Get Enquiry

Alkali Metal Bromides

Category Details :

Alkali metal bromides are chemical compounds made up of alkali metals (Group 1 elements such as lithium, sodium, potassium, rubidium, cesium, and francium) linked with bromine. These chemicals have fascinating characteristics and find uses in a variety of sectors. One distinguishing aspect of alkali metal bromides is their ionic nature. The huge electronegativity difference between alkali metals and bromine causes them to form ionic connections. The alkali metal cation (a positively charged ion) contributes an electron to the bromine anion (a negatively charged ion), forming a stable ionic combination. The most widely investigated and used alkali metal bromides are lithium bromide (LiBr), sodium bromide (NaBr), and potassium bromide (KBr). Lithium bromide is well-known for its hygroscopicity, which means that it easily absorbs moisture from the air. This feature makes it suitable for use as a desiccant in air conditioning systems. Sodium bromide, a white, crystalline substance, has long been used in medicine. It was employed as a sedative and anticonvulsant during the late nineteenth and early twentieth century. While its medical applications have declined, sodium bromide is still used in certain photographic processes. Potassium bromide, another extensively researched chemical, is used in the production of photographic emulsions and as a laboratory reagent. It is also utilized in veterinary medicine as an antiepileptic drug for dogs. Rubidium bromide (RbBr) and cesium bromide (CsBr) have similarities to their lighter counterparts but are less commonly used in practical applications. Francium bromide is highly rare due to francium's rarity and radioactivity. Alkali metal bromides are often water soluble, and their solubility increases as one moves down the group. This pattern is compatible with the size and ionic properties of alkali metal cations. In summary, alkali metal bromides are a class of chemicals with a wide range of applications, including air conditioning, photography, and medicine.
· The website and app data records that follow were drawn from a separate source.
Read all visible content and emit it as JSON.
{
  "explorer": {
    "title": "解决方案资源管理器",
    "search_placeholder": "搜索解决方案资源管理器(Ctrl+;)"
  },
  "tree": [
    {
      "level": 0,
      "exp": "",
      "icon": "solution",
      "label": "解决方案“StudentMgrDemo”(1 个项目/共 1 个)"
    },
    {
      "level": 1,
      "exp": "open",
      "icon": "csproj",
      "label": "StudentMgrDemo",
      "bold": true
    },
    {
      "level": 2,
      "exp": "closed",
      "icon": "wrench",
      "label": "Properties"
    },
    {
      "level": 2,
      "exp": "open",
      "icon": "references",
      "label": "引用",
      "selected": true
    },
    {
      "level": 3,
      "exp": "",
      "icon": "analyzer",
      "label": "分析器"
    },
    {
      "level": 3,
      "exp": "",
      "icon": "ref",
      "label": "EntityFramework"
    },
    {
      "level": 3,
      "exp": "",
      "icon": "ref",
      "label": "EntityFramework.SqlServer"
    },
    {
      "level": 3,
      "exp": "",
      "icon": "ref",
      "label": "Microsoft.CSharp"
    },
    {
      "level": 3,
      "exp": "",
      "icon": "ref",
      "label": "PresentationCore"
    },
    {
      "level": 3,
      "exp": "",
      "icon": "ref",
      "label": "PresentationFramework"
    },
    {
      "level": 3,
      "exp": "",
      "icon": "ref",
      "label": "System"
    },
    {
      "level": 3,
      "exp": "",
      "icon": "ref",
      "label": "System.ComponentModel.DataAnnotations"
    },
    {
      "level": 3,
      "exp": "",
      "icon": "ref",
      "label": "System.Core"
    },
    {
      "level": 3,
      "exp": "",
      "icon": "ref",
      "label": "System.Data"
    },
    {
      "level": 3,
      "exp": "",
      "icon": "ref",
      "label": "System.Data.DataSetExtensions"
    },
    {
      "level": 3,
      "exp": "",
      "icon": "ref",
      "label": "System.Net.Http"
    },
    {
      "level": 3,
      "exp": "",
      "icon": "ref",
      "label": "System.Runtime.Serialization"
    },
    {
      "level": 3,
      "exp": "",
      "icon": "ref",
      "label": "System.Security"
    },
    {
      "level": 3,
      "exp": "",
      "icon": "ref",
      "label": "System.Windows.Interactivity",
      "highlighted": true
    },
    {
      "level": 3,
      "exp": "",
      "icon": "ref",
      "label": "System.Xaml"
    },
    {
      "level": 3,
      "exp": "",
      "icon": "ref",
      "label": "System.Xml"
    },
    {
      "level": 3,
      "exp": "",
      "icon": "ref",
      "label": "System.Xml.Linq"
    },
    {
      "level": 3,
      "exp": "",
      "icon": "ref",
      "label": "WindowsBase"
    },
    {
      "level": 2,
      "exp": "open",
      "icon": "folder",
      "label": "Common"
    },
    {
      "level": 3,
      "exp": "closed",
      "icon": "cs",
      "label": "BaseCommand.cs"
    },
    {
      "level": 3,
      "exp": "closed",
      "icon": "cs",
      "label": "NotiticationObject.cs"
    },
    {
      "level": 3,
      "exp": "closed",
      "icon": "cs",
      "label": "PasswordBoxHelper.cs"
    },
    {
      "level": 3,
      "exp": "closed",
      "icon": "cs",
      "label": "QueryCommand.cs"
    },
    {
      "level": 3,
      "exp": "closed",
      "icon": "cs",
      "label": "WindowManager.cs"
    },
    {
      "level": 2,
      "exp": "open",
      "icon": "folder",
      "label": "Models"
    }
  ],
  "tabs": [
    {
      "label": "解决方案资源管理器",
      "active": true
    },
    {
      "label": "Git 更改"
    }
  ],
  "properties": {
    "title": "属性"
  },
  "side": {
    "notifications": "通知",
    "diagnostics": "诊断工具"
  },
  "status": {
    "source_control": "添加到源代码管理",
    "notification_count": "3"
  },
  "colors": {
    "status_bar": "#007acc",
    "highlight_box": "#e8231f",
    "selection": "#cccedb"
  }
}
Their ionic nature, solubility qualities, and particular properties make them fascinating chemistry research topics.